Staying Consistent

When creating omnichannel customer experiences, companies run into challenges like data silos (where individual departments don’t “share” data with one another), a lack of unified omnichannel customer data, and the need for better personalization across channels. The latter is particularly important, CMS Wire notes, because today’s customer expect a personalized experience based on purchase and browsing history; customer service inquiries; and chat transcripts.

The omnichannel experience also has to be consistent and predictable. Much like diners enjoy being able to walk into a restaurant franchise and get the same experience that they would at another location (even in a different state or country), customers don’t want to be confused or disappointed just because they’re buying through a different channel.

“Make sure you’re consistent and distinctive across every touchpoint a consumer might experience your brand whether it be through commercials, digital ads, websites, or in-store experiences,” Eisenbrei advises in CMS Wire.

Breaking Down Data Silos
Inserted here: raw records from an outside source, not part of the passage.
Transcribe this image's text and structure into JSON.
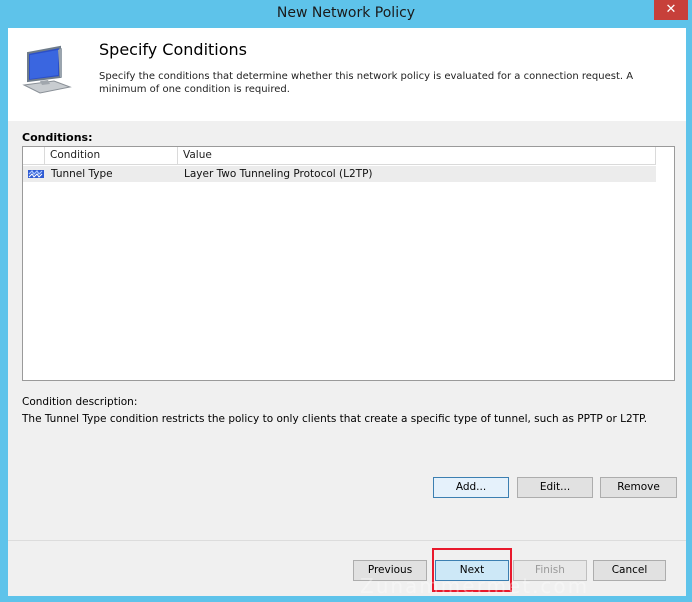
{
  "window": {
    "title": "New Network Policy",
    "close_label": "✕"
  },
  "header": {
    "heading": "Specify Conditions",
    "description": "Specify the conditions that determine whether this network policy is evaluated for a connection request. A minimum of one condition is required."
  },
  "conditions": {
    "label": "Conditions:",
    "columns": [
      "Condition",
      "Value"
    ],
    "rows": [
      {
        "condition": "Tunnel Type",
        "value": "Layer Two Tunneling Protocol (L2TP)",
        "icon": "tunnel-icon"
      }
    ]
  },
  "condition_description": {
    "label": "Condition description:",
    "text": "The Tunnel Type condition restricts the policy to only clients that create a specific type of tunnel, such as PPTP or L2TP."
  },
  "actions": {
    "add": "Add...",
    "edit": "Edit...",
    "remove": "Remove"
  },
  "navigation": {
    "previous": "Previous",
    "next": "Next",
    "finish": "Finish",
    "cancel": "Cancel"
  },
  "watermark": "Zunammermet.com",
  "colors": {
    "titlebar": "#5ec3ea",
    "close": "#c7403a",
    "highlight": "#e8192c"
  }
}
In Omnichannel Shoppers: Converting Them in 2021, digital marketing specialist Dhruv Mehta discusses the value of having integrated customer data across all touchpoints. For example, if a buyer sends an email to complain about a product and then calls for a follow-up, he or she would expect the customer support representative to be aware of their complaint.

“Unfortunately, this is rarely the case because of the informational siloes that exist in an organization,” Mehta writes. Companies can use software to solve this problem and create a more customer-centric omnichannel experience. With a single customer view to work from, you can overcome this hurdle and better engage with customers by knowing who they are and what they want.
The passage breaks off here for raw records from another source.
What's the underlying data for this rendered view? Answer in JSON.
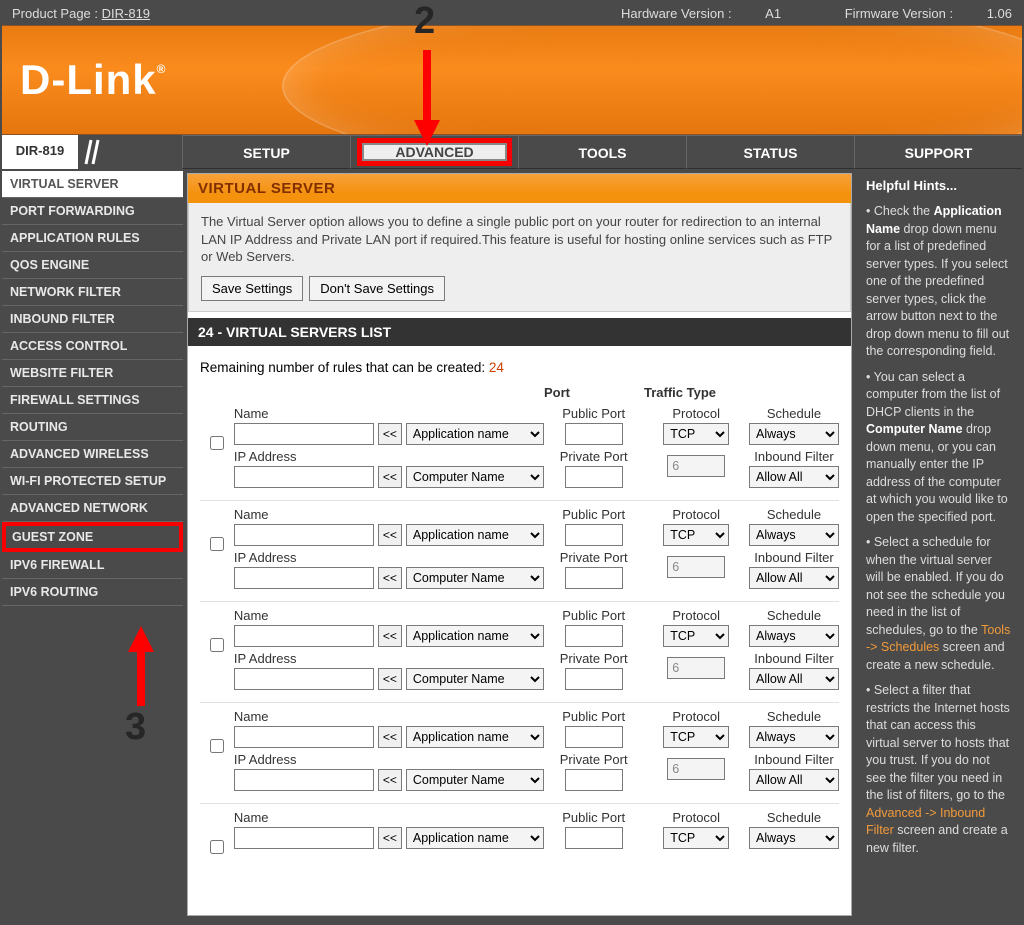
{
  "topbar": {
    "product_label": "Product Page : ",
    "product_value": "DIR-819",
    "hw_label": "Hardware Version : ",
    "hw_value": "A1",
    "fw_label": "Firmware Version : ",
    "fw_value": "1.06"
  },
  "brand": "D-Link",
  "brand_reg": "®",
  "model": "DIR-819",
  "tabs": [
    "SETUP",
    "ADVANCED",
    "TOOLS",
    "STATUS",
    "SUPPORT"
  ],
  "active_tab": "ADVANCED",
  "sidebar": {
    "items": [
      "VIRTUAL SERVER",
      "PORT FORWARDING",
      "APPLICATION RULES",
      "QOS ENGINE",
      "NETWORK FILTER",
      "INBOUND FILTER",
      "ACCESS CONTROL",
      "WEBSITE FILTER",
      "FIREWALL SETTINGS",
      "ROUTING",
      "ADVANCED WIRELESS",
      "WI-FI PROTECTED SETUP",
      "ADVANCED NETWORK",
      "GUEST ZONE",
      "IPV6 FIREWALL",
      "IPV6 ROUTING"
    ],
    "active": "VIRTUAL SERVER",
    "highlight": "GUEST ZONE"
  },
  "content": {
    "title": "VIRTUAL SERVER",
    "description": "The Virtual Server option allows you to define a single public port on your router for redirection to an internal LAN IP Address and Private LAN port if required.This feature is useful for hosting online services such as FTP or Web Servers.",
    "save": "Save Settings",
    "dont_save": "Don't Save Settings",
    "list_title": "24 - VIRTUAL SERVERS LIST",
    "remaining_label": "Remaining number of rules that can be created: ",
    "remaining_value": "24",
    "headers": {
      "port": "Port",
      "traffic": "Traffic Type"
    },
    "labels": {
      "name": "Name",
      "ip": "IP Address",
      "public_port": "Public Port",
      "private_port": "Private Port",
      "protocol": "Protocol",
      "schedule": "Schedule",
      "inbound_filter": "Inbound Filter",
      "arrow": "<<",
      "app_sel": "Application name",
      "comp_sel": "Computer Name",
      "proto_sel": "TCP",
      "proto_val": "6",
      "schedule_sel": "Always",
      "filter_sel": "Allow All"
    }
  },
  "hints": {
    "title": "Helpful Hints...",
    "p1a": "• Check the ",
    "p1b": "Application Name",
    "p1c": " drop down menu for a list of predefined server types. If you select one of the predefined server types, click the arrow button next to the drop down menu to fill out the corresponding field.",
    "p2a": "• You can select a computer from the list of DHCP clients in the ",
    "p2b": "Computer Name",
    "p2c": " drop down menu, or you can manually enter the IP address of the computer at which you would like to open the specified port.",
    "p3a": "• Select a schedule for when the virtual server will be enabled. If you do not see the schedule you need in the list of schedules, go to the ",
    "p3b": "Tools -> Schedules",
    "p3c": " screen and create a new schedule.",
    "p4a": "• Select a filter that restricts the Internet hosts that can access this virtual server to hosts that you trust. If you do not see the filter you need in the list of filters, go to the ",
    "p4b": "Advanced -> Inbound Filter",
    "p4c": " screen and create a new filter."
  },
  "annotations": {
    "num2": "2",
    "num3": "3"
  }
}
“For instance, integrating your live chat data with your customer relationship management (CRM) software is one way to build a single source of truth about your customers,” Mehta points out. “This will help you analyze the past interactions in order to better personalize future conversations and seamlessly engage your customers across diverse touchpoints – creating a truly omnichannel experience.”

5 Tips for Omnichannel Success

To bust through these roadblocks and create a great omnichannel customer experience, companies should strive for more emotional loyalty and a personalized, 1:1 recognition through a process known as “customer scoring.” That means including all customer interactions with your brand—community activity, product reviews, sponsorship, private sales, previews, etc.—to develop a 360-degree view of that customer.

Here are five more ways to ensure a great omnichannel customer experience, every time:

1. Go beyond basic “earn and burn” mindset and focus on customer retention. Don’t limit yourself to managing points. For a more emotional loyalty, evaluate and reward all welcome behaviors.

2. Strive to increase average cart size. Your current customers are your best prospects for higher sales. Boost sales for all your customers: anonymous, identified, or loyal to encourage impulse buying and additional sales.

3. Ensure cross-channel consistency. Create a consistent customer experience across all sales channels and help your customer benefit from the best offer wherever they are located.

4. Create a 360-degree client vision. Use software to centralize all customer data, including their locations, purchasing habits, and preferences for a better contextualization of interactions.

5. Push out offers that will entice them. Use real-time offers that are perfectly matched to the customer profile across different sales channels (or directly from suppliers) to keep customers coming back for more.

As omni-channel driven demands become the norm, with resulting customer satisfaction harder to achieve, supply chain professionals will leverage advanced WMS technology to keep their operations nimble, efficient, and scaling – especially in these volatile times. Given Generix Group’s completeness of vision and ability to execute, as recognized once again by the Gartner analyst community, our WMS SOLOCHAIN is well-positioned to help companies needing a modern, flexible and agile solution that can easily adapt to their changing needs.  More Information about Generix WMS